━━━━━ ENTRIES SUPPLIED ━━━━━
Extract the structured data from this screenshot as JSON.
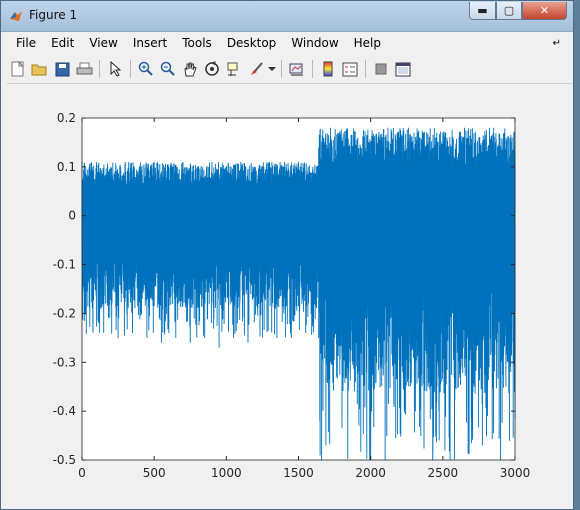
{
  "window": {
    "title": "Figure 1"
  },
  "menu": [
    "File",
    "Edit",
    "View",
    "Insert",
    "Tools",
    "Desktop",
    "Window",
    "Help"
  ],
  "menu_overflow_icon": "arrow-overflow-icon",
  "toolbar": [
    "new-figure-icon",
    "open-file-icon",
    "save-icon",
    "print-icon",
    "pointer-icon",
    "zoom-in-icon",
    "zoom-out-icon",
    "pan-hand-icon",
    "rotate-3d-icon",
    "data-cursor-icon",
    "brush-icon",
    "brush-dropdown-icon",
    "link-plot-icon",
    "colorbar-icon",
    "legend-icon",
    "hide-plot-tools-icon",
    "show-plot-tools-icon"
  ],
  "colors": {
    "line": "#0072bd",
    "axes": "#262626"
  },
  "chart_data": {
    "type": "line",
    "title": "",
    "xlabel": "",
    "ylabel": "",
    "xlim": [
      0,
      3000
    ],
    "ylim": [
      -0.5,
      0.2
    ],
    "xticks": [
      "0",
      "500",
      "1000",
      "1500",
      "2000",
      "2500",
      "3000"
    ],
    "yticks": [
      "0.2",
      "0.1",
      "0",
      "-0.1",
      "-0.2",
      "-0.3",
      "-0.4",
      "-0.5"
    ],
    "series": [
      {
        "description_segments": [
          {
            "x_range": [
              0,
              1640
            ],
            "upper": 0.11,
            "lower": -0.25
          },
          {
            "x_range": [
              1640,
              3000
            ],
            "upper": 0.18,
            "lower": -0.5
          }
        ],
        "x": [
          0,
          25,
          50,
          75,
          100,
          150,
          200,
          250,
          300,
          350,
          400,
          450,
          500,
          550,
          600,
          650,
          700,
          750,
          800,
          850,
          900,
          950,
          1000,
          1050,
          1100,
          1150,
          1200,
          1250,
          1300,
          1350,
          1400,
          1450,
          1500,
          1550,
          1600,
          1640,
          1660,
          1680,
          1700,
          1720,
          1750,
          1780,
          1800,
          1830,
          1850,
          1870,
          1900,
          1950,
          2000,
          2020,
          2050,
          2080,
          2100,
          2120,
          2150,
          2200,
          2250,
          2300,
          2350,
          2400,
          2430,
          2450,
          2480,
          2500,
          2550,
          2570,
          2600,
          2650,
          2700,
          2750,
          2800,
          2850,
          2900,
          2920,
          2950,
          2980,
          3000
        ],
        "y": [
          0.11,
          -0.2,
          0.1,
          -0.22,
          0.11,
          -0.24,
          0.1,
          -0.25,
          0.11,
          -0.24,
          0.1,
          -0.25,
          0.11,
          -0.26,
          0.1,
          -0.25,
          0.11,
          -0.26,
          0.1,
          -0.25,
          0.11,
          -0.27,
          0.1,
          -0.25,
          0.11,
          -0.26,
          0.1,
          -0.25,
          0.11,
          -0.25,
          0.1,
          -0.25,
          0.11,
          -0.24,
          0.1,
          -0.25,
          -0.5,
          0.15,
          -0.2,
          0.16,
          -0.25,
          0.17,
          -0.28,
          0.14,
          -0.3,
          0.16,
          -0.2,
          0.15,
          -0.5,
          0.14,
          -0.25,
          0.16,
          -0.5,
          0.18,
          -0.2,
          0.16,
          -0.28,
          0.17,
          -0.25,
          0.15,
          -0.5,
          0.16,
          -0.3,
          0.17,
          -0.5,
          0.16,
          -0.25,
          0.18,
          -0.3,
          0.16,
          -0.25,
          0.17,
          -0.5,
          0.15,
          -0.3,
          0.16,
          -0.25
        ]
      }
    ]
  }
}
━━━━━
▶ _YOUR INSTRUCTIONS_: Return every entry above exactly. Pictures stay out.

▶ _RESPONSE_:
Extract the structured data from this screenshot as JSON.
{
  "window": {
    "title": "Figure 1"
  },
  "menu": [
    "File",
    "Edit",
    "View",
    "Insert",
    "Tools",
    "Desktop",
    "Window",
    "Help"
  ],
  "menu_overflow_icon": "arrow-overflow-icon",
  "toolbar": [
    "new-figure-icon",
    "open-file-icon",
    "save-icon",
    "print-icon",
    "pointer-icon",
    "zoom-in-icon",
    "zoom-out-icon",
    "pan-hand-icon",
    "rotate-3d-icon",
    "data-cursor-icon",
    "brush-icon",
    "brush-dropdown-icon",
    "link-plot-icon",
    "colorbar-icon",
    "legend-icon",
    "hide-plot-tools-icon",
    "show-plot-tools-icon"
  ],
  "colors": {
    "line": "#0072bd",
    "axes": "#262626"
  },
  "chart_data": {
    "type": "line",
    "title": "",
    "xlabel": "",
    "ylabel": "",
    "xlim": [
      0,
      3000
    ],
    "ylim": [
      -0.5,
      0.2
    ],
    "xticks": [
      "0",
      "500",
      "1000",
      "1500",
      "2000",
      "2500",
      "3000"
    ],
    "yticks": [
      "0.2",
      "0.1",
      "0",
      "-0.1",
      "-0.2",
      "-0.3",
      "-0.4",
      "-0.5"
    ],
    "series": [
      {
        "description_segments": [
          {
            "x_range": [
              0,
              1640
            ],
            "upper": 0.11,
            "lower": -0.25
          },
          {
            "x_range": [
              1640,
              3000
            ],
            "upper": 0.18,
            "lower": -0.5
          }
        ],
        "x": [
          0,
          25,
          50,
          75,
          100,
          150,
          200,
          250,
          300,
          350,
          400,
          450,
          500,
          550,
          600,
          650,
          700,
          750,
          800,
          850,
          900,
          950,
          1000,
          1050,
          1100,
          1150,
          1200,
          1250,
          1300,
          1350,
          1400,
          1450,
          1500,
          1550,
          1600,
          1640,
          1660,
          1680,
          1700,
          1720,
          1750,
          1780,
          1800,
          1830,
          1850,
          1870,
          1900,
          1950,
          2000,
          2020,
          2050,
          2080,
          2100,
          2120,
          2150,
          2200,
          2250,
          2300,
          2350,
          2400,
          2430,
          2450,
          2480,
          2500,
          2550,
          2570,
          2600,
          2650,
          2700,
          2750,
          2800,
          2850,
          2900,
          2920,
          2950,
          2980,
          3000
        ],
        "y": [
          0.11,
          -0.2,
          0.1,
          -0.22,
          0.11,
          -0.24,
          0.1,
          -0.25,
          0.11,
          -0.24,
          0.1,
          -0.25,
          0.11,
          -0.26,
          0.1,
          -0.25,
          0.11,
          -0.26,
          0.1,
          -0.25,
          0.11,
          -0.27,
          0.1,
          -0.25,
          0.11,
          -0.26,
          0.1,
          -0.25,
          0.11,
          -0.25,
          0.1,
          -0.25,
          0.11,
          -0.24,
          0.1,
          -0.25,
          -0.5,
          0.15,
          -0.2,
          0.16,
          -0.25,
          0.17,
          -0.28,
          0.14,
          -0.3,
          0.16,
          -0.2,
          0.15,
          -0.5,
          0.14,
          -0.25,
          0.16,
          -0.5,
          0.18,
          -0.2,
          0.16,
          -0.28,
          0.17,
          -0.25,
          0.15,
          -0.5,
          0.16,
          -0.3,
          0.17,
          -0.5,
          0.16,
          -0.25,
          0.18,
          -0.3,
          0.16,
          -0.25,
          0.17,
          -0.5,
          0.15,
          -0.3,
          0.16,
          -0.25
        ]
      }
    ]
  }
}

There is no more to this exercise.